## Data records for software interfaces
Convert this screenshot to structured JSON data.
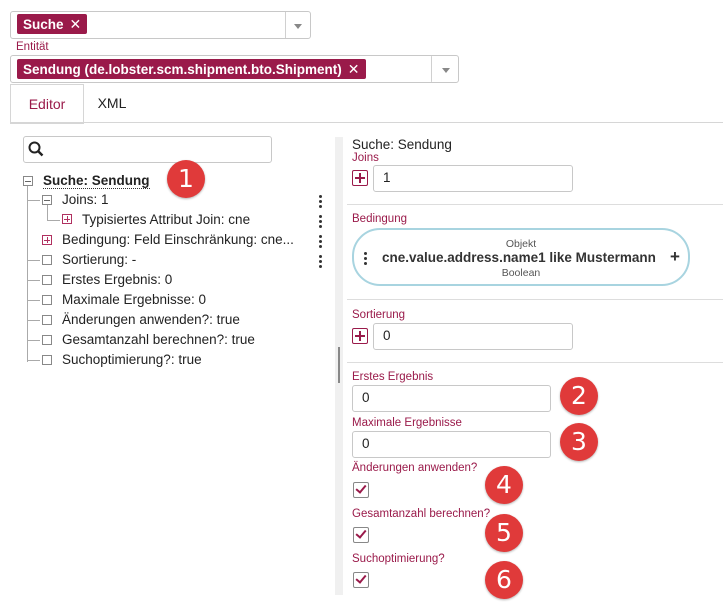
{
  "top_select": {
    "chip_label": "Suche"
  },
  "entity": {
    "label": "Entität",
    "chip_label": "Sendung (de.lobster.scm.shipment.bto.Shipment)"
  },
  "tabs": [
    {
      "label": "Editor",
      "active": true
    },
    {
      "label": "XML",
      "active": false
    }
  ],
  "tree": {
    "search_placeholder": "",
    "items": [
      {
        "label": "Suche: Sendung"
      },
      {
        "label": "Joins: 1"
      },
      {
        "label": "Typisiertes Attribut Join: cne"
      },
      {
        "label": "Bedingung: Feld Einschränkung: cne..."
      },
      {
        "label": "Sortierung: -"
      },
      {
        "label": "Erstes Ergebnis: 0"
      },
      {
        "label": "Maximale Ergebnisse: 0"
      },
      {
        "label": "Änderungen anwenden?: true"
      },
      {
        "label": "Gesamtanzahl berechnen?: true"
      },
      {
        "label": "Suchoptimierung?: true"
      }
    ]
  },
  "detail": {
    "title": "Suche: Sendung",
    "joins_label": "Joins",
    "joins_value": "1",
    "condition_label": "Bedingung",
    "condition_top": "Objekt",
    "condition_main": "cne.value.address.name1 like Mustermann",
    "condition_bottom": "Boolean",
    "sort_label": "Sortierung",
    "sort_value": "0",
    "first_result_label": "Erstes Ergebnis",
    "first_result_value": "0",
    "max_results_label": "Maximale Ergebnisse",
    "max_results_value": "0",
    "apply_changes_label": "Änderungen anwenden?",
    "apply_changes_checked": true,
    "count_total_label": "Gesamtanzahl berechnen?",
    "count_total_checked": true,
    "search_opt_label": "Suchoptimierung?",
    "search_opt_checked": true
  },
  "annotations": [
    "1",
    "2",
    "3",
    "4",
    "5",
    "6"
  ],
  "colors": {
    "accent": "#9a1a4a",
    "badge": "#e03a3a",
    "condition_border": "#a8d4e0"
  }
}
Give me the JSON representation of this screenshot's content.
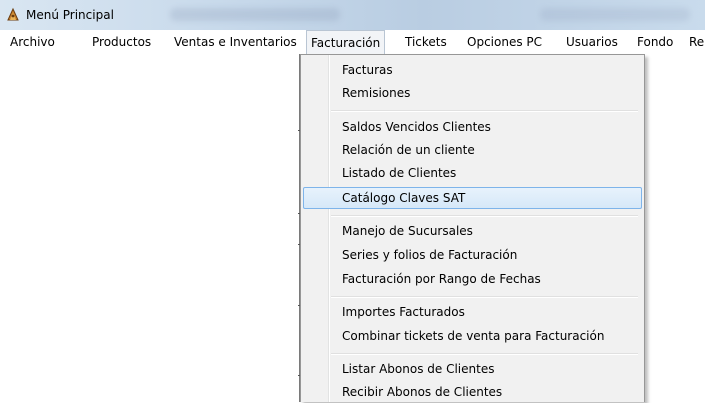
{
  "window": {
    "title": "Menú Principal"
  },
  "menubar": {
    "items": [
      {
        "label": "Archivo"
      },
      {
        "label": "Productos"
      },
      {
        "label": "Ventas e Inventarios"
      },
      {
        "label": "Facturación"
      },
      {
        "label": "Tickets"
      },
      {
        "label": "Opciones PC"
      },
      {
        "label": "Usuarios"
      },
      {
        "label": "Fondo"
      },
      {
        "label": "Re"
      }
    ],
    "open_item": "Facturación"
  },
  "dropdown": {
    "items": [
      {
        "label": "Facturas"
      },
      {
        "label": "Remisiones"
      },
      {
        "label": "Saldos Vencidos Clientes"
      },
      {
        "label": "Relación de un cliente"
      },
      {
        "label": "Listado de Clientes"
      },
      {
        "label": "Catálogo Claves SAT",
        "highlighted": true
      },
      {
        "label": "Manejo de Sucursales"
      },
      {
        "label": "Series y folios de Facturación"
      },
      {
        "label": "Facturación por Rango de Fechas"
      },
      {
        "label": "Importes Facturados"
      },
      {
        "label": "Combinar tickets de venta para Facturación"
      },
      {
        "label": "Listar Abonos de Clientes"
      },
      {
        "label": "Recibir Abonos de Clientes"
      }
    ]
  },
  "colors": {
    "highlight_border": "#7eb4ea",
    "menu_background": "#f1f1f1",
    "titlebar": "#c6d8ea"
  }
}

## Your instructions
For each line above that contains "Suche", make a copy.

## Solution for this task
    "chip_label": "Suche"
        "label": "Suche: Sendung"
    "title": "Suche: Sendung",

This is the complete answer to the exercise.